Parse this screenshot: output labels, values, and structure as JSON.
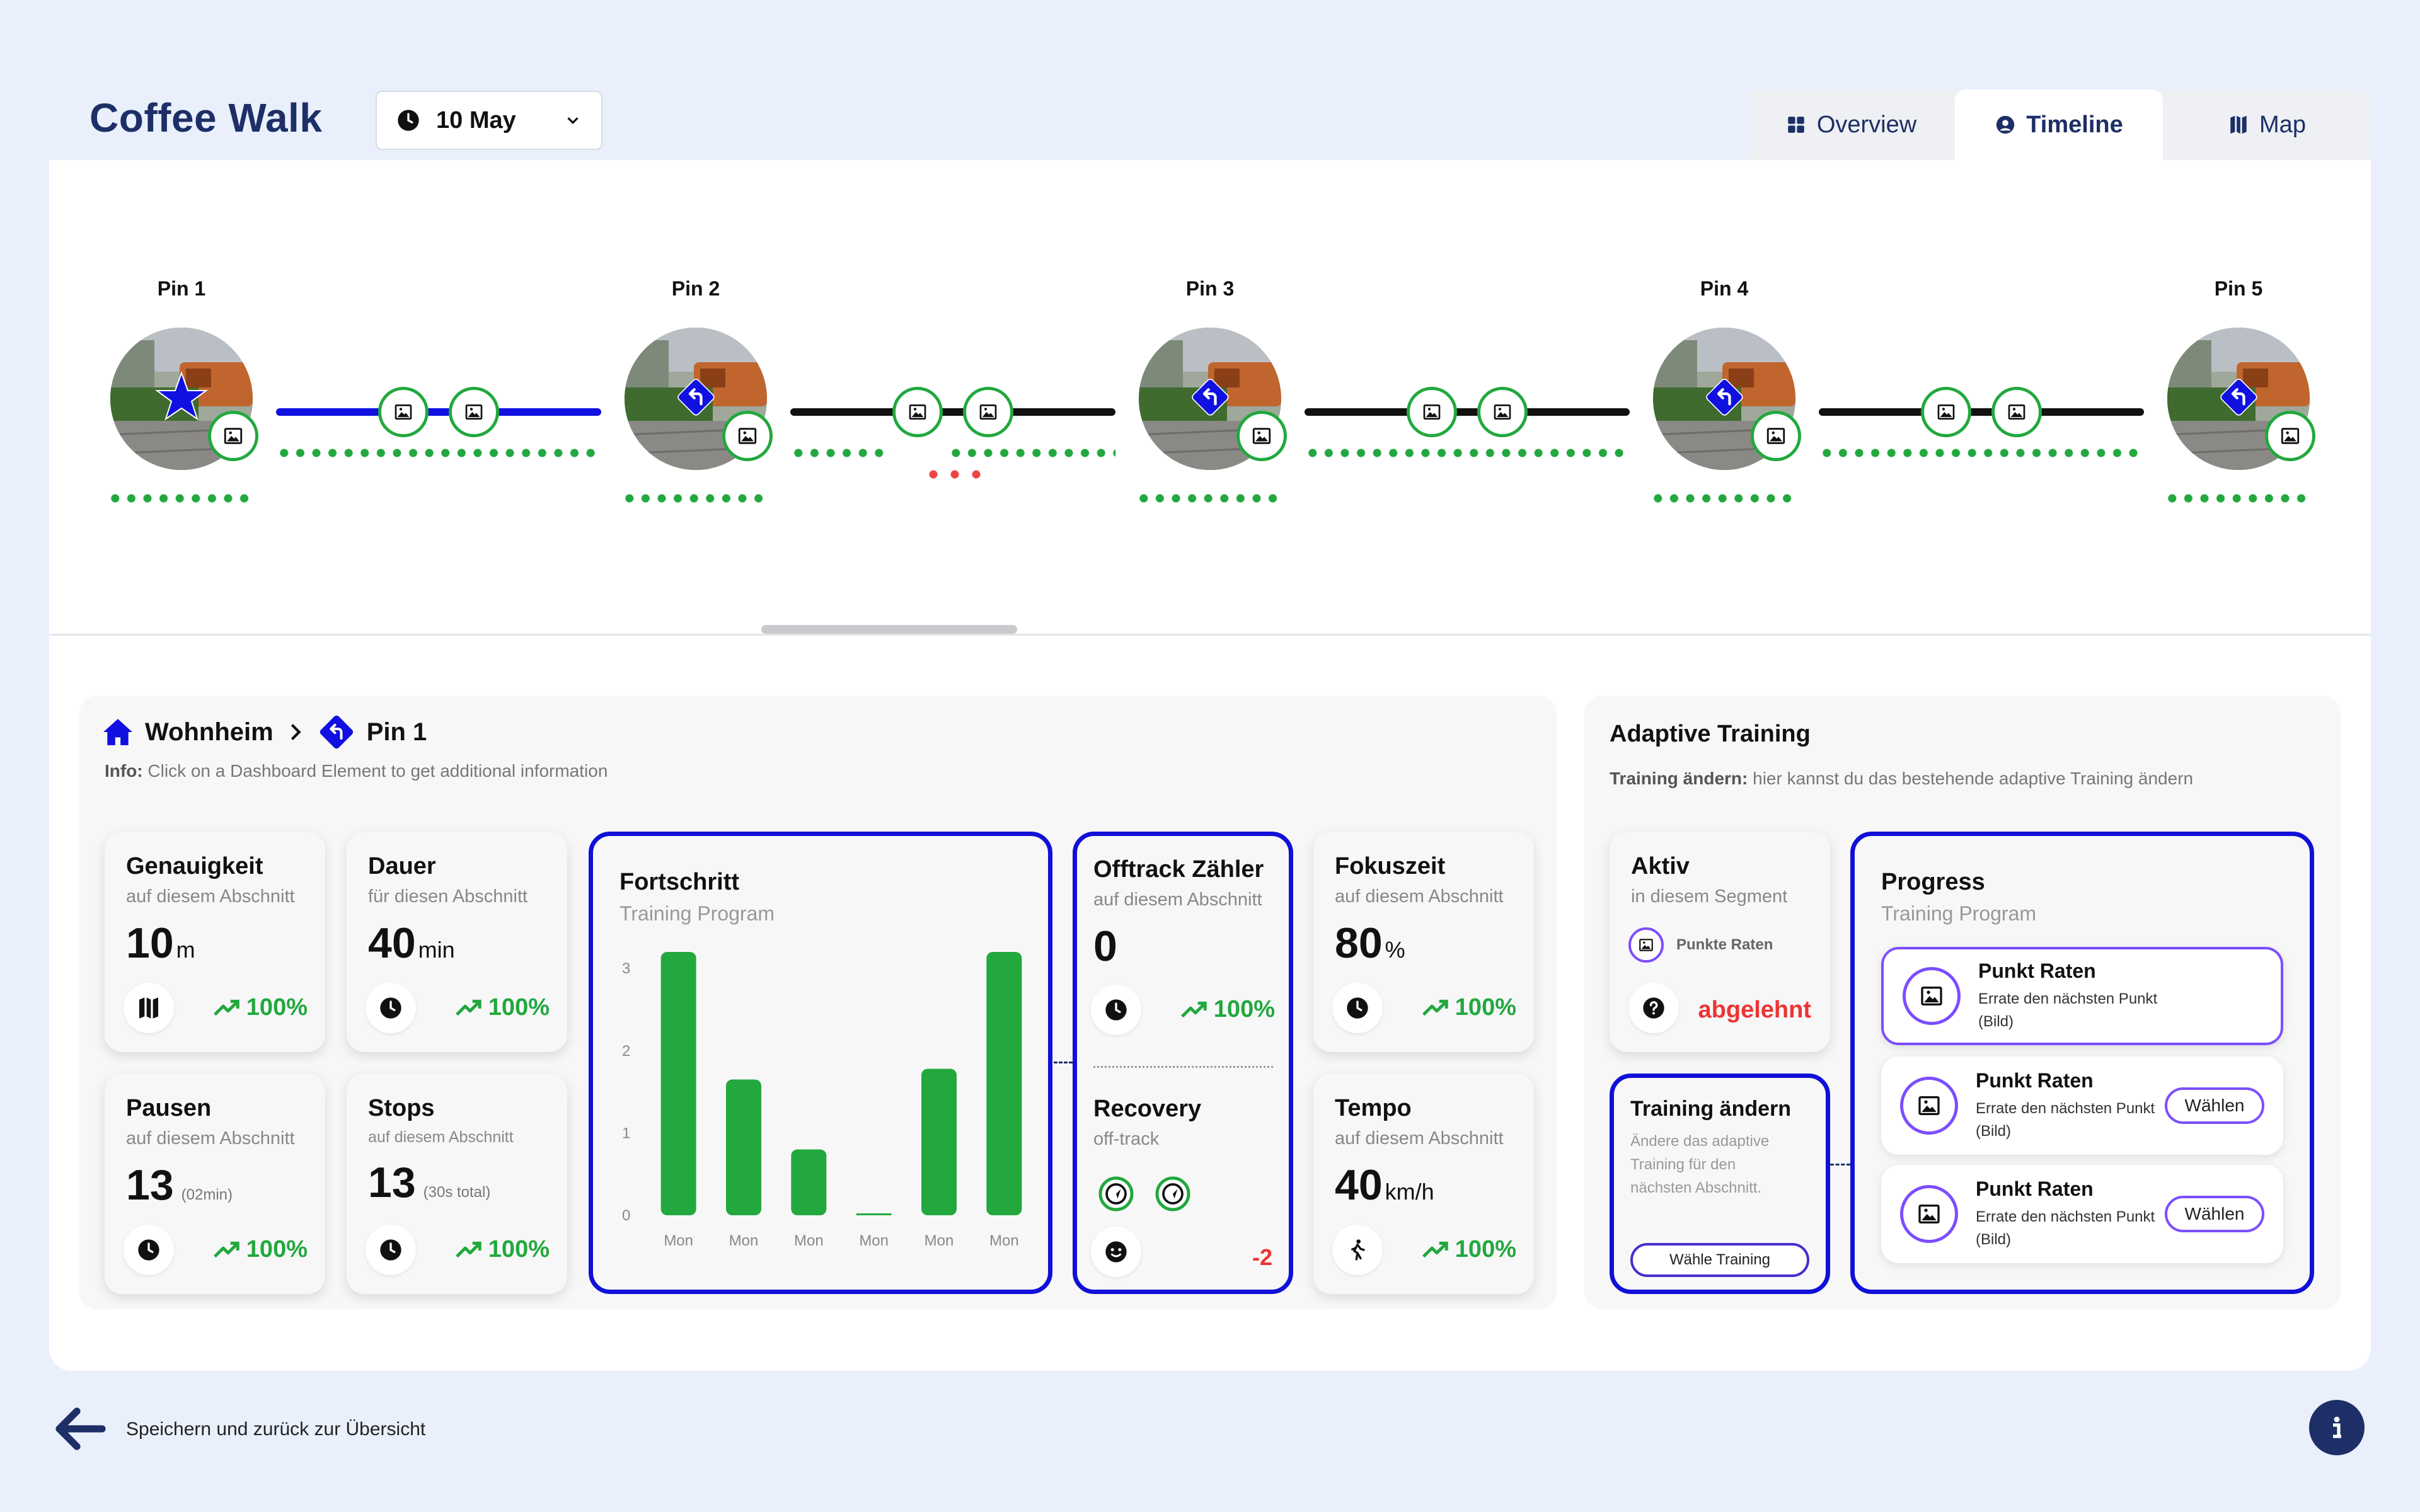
{
  "app": {
    "title": "Coffee Walk"
  },
  "date_picker": {
    "value": "10 May"
  },
  "tabs": [
    {
      "label": "Overview",
      "icon": "grid-icon"
    },
    {
      "label": "Timeline",
      "icon": "user-circle-icon",
      "active": true
    },
    {
      "label": "Map",
      "icon": "map-icon"
    }
  ],
  "timeline": {
    "pins": [
      {
        "label": "Pin 1",
        "marker": "star-icon"
      },
      {
        "label": "Pin 2",
        "marker": "turn-left-icon"
      },
      {
        "label": "Pin 3",
        "marker": "turn-left-icon"
      },
      {
        "label": "Pin 4",
        "marker": "turn-left-icon"
      },
      {
        "label": "Pin 5",
        "marker": "turn-left-icon"
      }
    ],
    "colors": {
      "active_segment": "#1010e0",
      "segment": "#111111",
      "ok": "#22a83e",
      "warn": "#ee4444"
    }
  },
  "breadcrumb": {
    "home": "Wohnheim",
    "current": "Pin 1"
  },
  "info": {
    "label": "Info:",
    "text": "Click on a Dashboard Element to get additional information"
  },
  "stats": {
    "genauigkeit": {
      "title": "Genauigkeit",
      "sub": "auf diesem Abschnitt",
      "value": "10",
      "unit": "m",
      "trend": "100%"
    },
    "dauer": {
      "title": "Dauer",
      "sub": "für diesen Abschnitt",
      "value": "40",
      "unit": "min",
      "trend": "100%"
    },
    "pausen": {
      "title": "Pausen",
      "sub": "auf diesem Abschnitt",
      "value": "13",
      "note": "(02min)",
      "trend": "100%"
    },
    "stops": {
      "title": "Stops",
      "sub": "auf diesem Abschnitt",
      "value": "13",
      "note": "(30s total)",
      "trend": "100%"
    },
    "offtrack": {
      "title": "Offtrack Zähler",
      "sub": "auf diesem Abschnitt",
      "value": "0",
      "trend": "100%"
    },
    "recovery": {
      "title": "Recovery",
      "sub": "off-track",
      "value": "-2"
    },
    "fokuszeit": {
      "title": "Fokuszeit",
      "sub": "auf diesem Abschnitt",
      "value": "80",
      "unit": "%",
      "trend": "100%"
    },
    "tempo": {
      "title": "Tempo",
      "sub": "auf diesem Abschnitt",
      "value": "40",
      "unit": "km/h",
      "trend": "100%"
    }
  },
  "progress_chart": {
    "title": "Fortschritt",
    "subtitle": "Training Program"
  },
  "chart_data": {
    "type": "bar",
    "categories": [
      "Mon",
      "Mon",
      "Mon",
      "Mon",
      "Mon",
      "Mon"
    ],
    "values": [
      3.2,
      1.65,
      0.8,
      0.0,
      1.78,
      3.2
    ],
    "yticks": [
      "0",
      "1",
      "2",
      "3"
    ],
    "ylim": [
      0,
      3.2
    ],
    "color": "#22a83e"
  },
  "adaptive": {
    "title": "Adaptive Training",
    "info_label": "Training ändern:",
    "info_text": "hier kannst du das bestehende adaptive Training ändern",
    "aktiv": {
      "title": "Aktiv",
      "sub": "in diesem Segment",
      "task": "Punkte Raten",
      "status": "abgelehnt"
    },
    "change": {
      "title": "Training ändern",
      "desc": "Ändere das adaptive Training für den nächsten Abschnitt.",
      "button": "Wähle Training"
    },
    "progress": {
      "title": "Progress",
      "subtitle": "Training Program",
      "tasks": [
        {
          "title": "Punkt Raten",
          "desc": "Errate den nächsten Punkt (Bild)",
          "selected": true
        },
        {
          "title": "Punkt Raten",
          "desc": "Errate den nächsten Punkt (Bild)",
          "button": "Wählen"
        },
        {
          "title": "Punkt Raten",
          "desc": "Errate den nächsten Punkt (Bild)",
          "button": "Wählen"
        }
      ]
    }
  },
  "footer": {
    "back_label": "Speichern und zurück zur Übersicht"
  }
}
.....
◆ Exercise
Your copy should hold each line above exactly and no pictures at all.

◆ Exercise solution
Parse this screenshot: output labels, values, and structure as JSON.
{
  "app": {
    "title": "Coffee Walk"
  },
  "date_picker": {
    "value": "10 May"
  },
  "tabs": [
    {
      "label": "Overview",
      "icon": "grid-icon"
    },
    {
      "label": "Timeline",
      "icon": "user-circle-icon",
      "active": true
    },
    {
      "label": "Map",
      "icon": "map-icon"
    }
  ],
  "timeline": {
    "pins": [
      {
        "label": "Pin 1",
        "marker": "star-icon"
      },
      {
        "label": "Pin 2",
        "marker": "turn-left-icon"
      },
      {
        "label": "Pin 3",
        "marker": "turn-left-icon"
      },
      {
        "label": "Pin 4",
        "marker": "turn-left-icon"
      },
      {
        "label": "Pin 5",
        "marker": "turn-left-icon"
      }
    ],
    "colors": {
      "active_segment": "#1010e0",
      "segment": "#111111",
      "ok": "#22a83e",
      "warn": "#ee4444"
    }
  },
  "breadcrumb": {
    "home": "Wohnheim",
    "current": "Pin 1"
  },
  "info": {
    "label": "Info:",
    "text": "Click on a Dashboard Element to get additional information"
  },
  "stats": {
    "genauigkeit": {
      "title": "Genauigkeit",
      "sub": "auf diesem Abschnitt",
      "value": "10",
      "unit": "m",
      "trend": "100%"
    },
    "dauer": {
      "title": "Dauer",
      "sub": "für diesen Abschnitt",
      "value": "40",
      "unit": "min",
      "trend": "100%"
    },
    "pausen": {
      "title": "Pausen",
      "sub": "auf diesem Abschnitt",
      "value": "13",
      "note": "(02min)",
      "trend": "100%"
    },
    "stops": {
      "title": "Stops",
      "sub": "auf diesem Abschnitt",
      "value": "13",
      "note": "(30s total)",
      "trend": "100%"
    },
    "offtrack": {
      "title": "Offtrack Zähler",
      "sub": "auf diesem Abschnitt",
      "value": "0",
      "trend": "100%"
    },
    "recovery": {
      "title": "Recovery",
      "sub": "off-track",
      "value": "-2"
    },
    "fokuszeit": {
      "title": "Fokuszeit",
      "sub": "auf diesem Abschnitt",
      "value": "80",
      "unit": "%",
      "trend": "100%"
    },
    "tempo": {
      "title": "Tempo",
      "sub": "auf diesem Abschnitt",
      "value": "40",
      "unit": "km/h",
      "trend": "100%"
    }
  },
  "progress_chart": {
    "title": "Fortschritt",
    "subtitle": "Training Program"
  },
  "chart_data": {
    "type": "bar",
    "categories": [
      "Mon",
      "Mon",
      "Mon",
      "Mon",
      "Mon",
      "Mon"
    ],
    "values": [
      3.2,
      1.65,
      0.8,
      0.0,
      1.78,
      3.2
    ],
    "yticks": [
      "0",
      "1",
      "2",
      "3"
    ],
    "ylim": [
      0,
      3.2
    ],
    "color": "#22a83e"
  },
  "adaptive": {
    "title": "Adaptive Training",
    "info_label": "Training ändern:",
    "info_text": "hier kannst du das bestehende adaptive Training ändern",
    "aktiv": {
      "title": "Aktiv",
      "sub": "in diesem Segment",
      "task": "Punkte Raten",
      "status": "abgelehnt"
    },
    "change": {
      "title": "Training ändern",
      "desc": "Ändere das adaptive Training für den nächsten Abschnitt.",
      "button": "Wähle Training"
    },
    "progress": {
      "title": "Progress",
      "subtitle": "Training Program",
      "tasks": [
        {
          "title": "Punkt Raten",
          "desc": "Errate den nächsten Punkt (Bild)",
          "selected": true
        },
        {
          "title": "Punkt Raten",
          "desc": "Errate den nächsten Punkt (Bild)",
          "button": "Wählen"
        },
        {
          "title": "Punkt Raten",
          "desc": "Errate den nächsten Punkt (Bild)",
          "button": "Wählen"
        }
      ]
    }
  },
  "footer": {
    "back_label": "Speichern und zurück zur Übersicht"
  }
}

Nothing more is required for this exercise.